Notifies applications that a power-management event has occurred.
A window receives this message through its WindowProc function.
LRESULT CALLBACK WindowProc( HWND hwnd, // handle to window UINT uMsg, // WM_POWERBROADCAST WPARAM wParam, // power-management event LPARAM lParam // function-specific data );
A handle to window.
- 536 (0x218)
The power-management event. This parameter can be one of the following event identifiers.
- 10 (0xA)
Power status has changed.
- 18 (0x12)
Operation is resuming automatically from a low-power state. This message is sent every time the system resumes.
- 7 (0x7)
Operation is resuming from a low-power state. This message is sent after PBT_APMRESUMEAUTOMATIC if the resume is triggered by user input, such as pressing a key.

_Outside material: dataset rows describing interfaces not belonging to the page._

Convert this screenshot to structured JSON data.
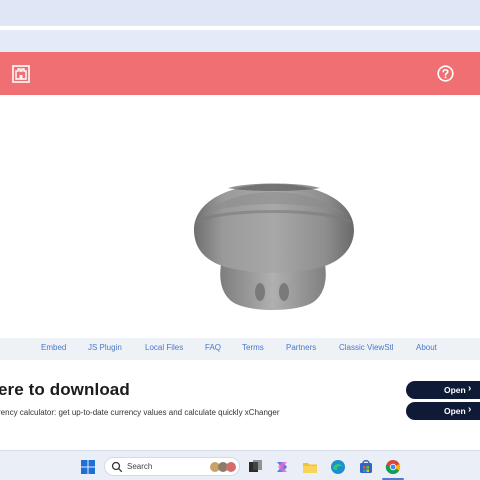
{
  "header": {
    "logo_icon": "castle-logo-icon",
    "help_icon": "help-circle-icon",
    "accent_color": "#ef6f73"
  },
  "viewer": {
    "model_color": "#8c8c8c",
    "background": "#ffffff"
  },
  "footer": {
    "links": [
      "Embed",
      "JS Plugin",
      "Local Files",
      "FAQ",
      "Terms",
      "Partners",
      "Classic ViewStl",
      "About"
    ]
  },
  "ad": {
    "title": "ere to download",
    "subtitle": "rency calculator: get up-to-date currency values and calculate quickly xChanger",
    "buttons": [
      "Open",
      "Open"
    ]
  },
  "taskbar": {
    "search_placeholder": "Search",
    "icons": [
      "windows-start-icon",
      "search-icon",
      "widgets-icon",
      "task-view-icon",
      "copilot-icon",
      "file-explorer-icon",
      "edge-icon",
      "store-icon",
      "chrome-icon"
    ]
  }
}
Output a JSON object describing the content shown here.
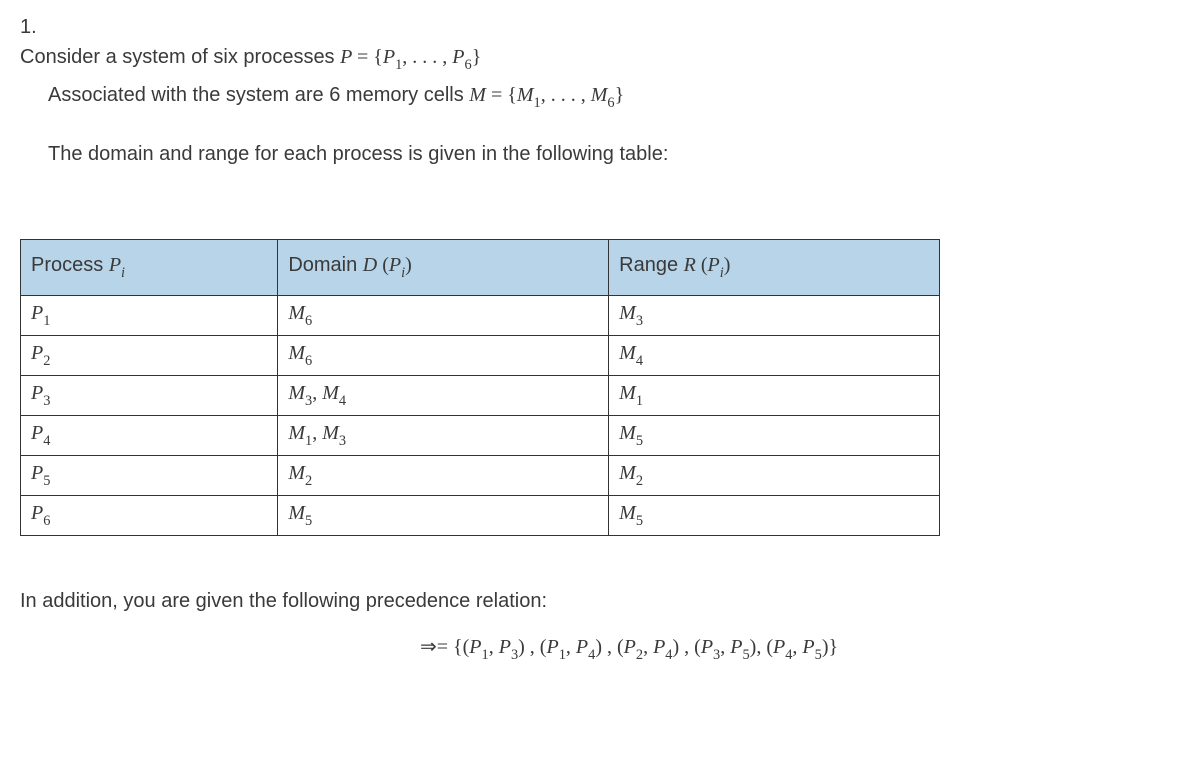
{
  "problem": {
    "number": "1.",
    "line1_a": "Consider a system of six processes ",
    "line1_math": "P = {P₁, . . . , P₆}",
    "line2_a": "Associated with the system are 6 memory cells ",
    "line2_math": "M = {M₁, . . . , M₆}",
    "line3": "The domain and range for each process is given in the following table:"
  },
  "table": {
    "headers": {
      "process_label": "Process ",
      "process_math": "Pᵢ",
      "domain_label": "Domain ",
      "domain_math": "D (Pᵢ)",
      "range_label": "Range ",
      "range_math": "R (Pᵢ)"
    },
    "rows": [
      {
        "process": "P₁",
        "domain": "M₆",
        "range": "M₃"
      },
      {
        "process": "P₂",
        "domain": "M₆",
        "range": "M₄"
      },
      {
        "process": "P₃",
        "domain": "M₃, M₄",
        "range": "M₁"
      },
      {
        "process": "P₄",
        "domain": "M₁, M₃",
        "range": "M₅"
      },
      {
        "process": "P₅",
        "domain": "M₂",
        "range": "M₂"
      },
      {
        "process": "P₆",
        "domain": "M₅",
        "range": "M₅"
      }
    ]
  },
  "footer": {
    "text": "In addition, you are given the following precedence relation:",
    "relation": "⇒= {(P₁, P₃) , (P₁, P₄) , (P₂, P₄) , (P₃, P₅), (P₄, P₅)}"
  }
}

- 4 (0x4)
System is suspending operation.
- 32787 (0x8013)
A power setting change event has been received.
Windows Server 2003: The following event identifiers are also supported.
- 9 (0x9)
Battery power is low. In Windows Server 2008 and Windows Vista, use PBT_APMPOWERSTATUSCHANGE instead.
- 11 (0xB)
OEM-defined event occurred. In Windows Server 2008 and Windows Vista, this event is not available because these operating systems support only ACPI; APM BIOS events are not supported.
- 0 (0x0)
Request for permission to suspend. In Windows Server 2008 and Windows Vista, use the SetThreadExecutionState function instead.
- 2 (0x2)
Suspension request denied. In Windows Server 2008 and Windows Vista, use SetThreadExecutionState instead.
- 6 (0x6)
Operation resuming after critical suspension. In Windows Server 2008 and Windows Vista, use PBT_APMRESUMEAUTOMATIC instead.
The event-specific data. For most events, this parameter is reserved and not used.
An application should return TRUE if it processes this message.
The system always sends a PBT_APMRESUMEAUTOMATIC message whenever the system resumes. If the system resumes in response to user input such as pressing a key, the system also sends a PBT_APMRESUMESUSPEND message after sending PBT_APMRESUMEAUTOMATIC.
WM_POWERBROADCAST messages do not distinguish between different low-power states. An application can determine only that the system is entering or has resumed from a low-power state; it cannot determine the specific power state. The system records details about power state transitions in the Windows System event log.
To prevent the system from transitioning to a low-power state in Windows Vista, an application must call SetThreadExecutionState to inform the system that it is in use.
The following messages are not supported on any of the operating systems specified in the Requirements section:
Minimum supported client
|Windows XP [desktop apps only]|
Minimum supported server
|Windows Server 2003 [desktop apps only]|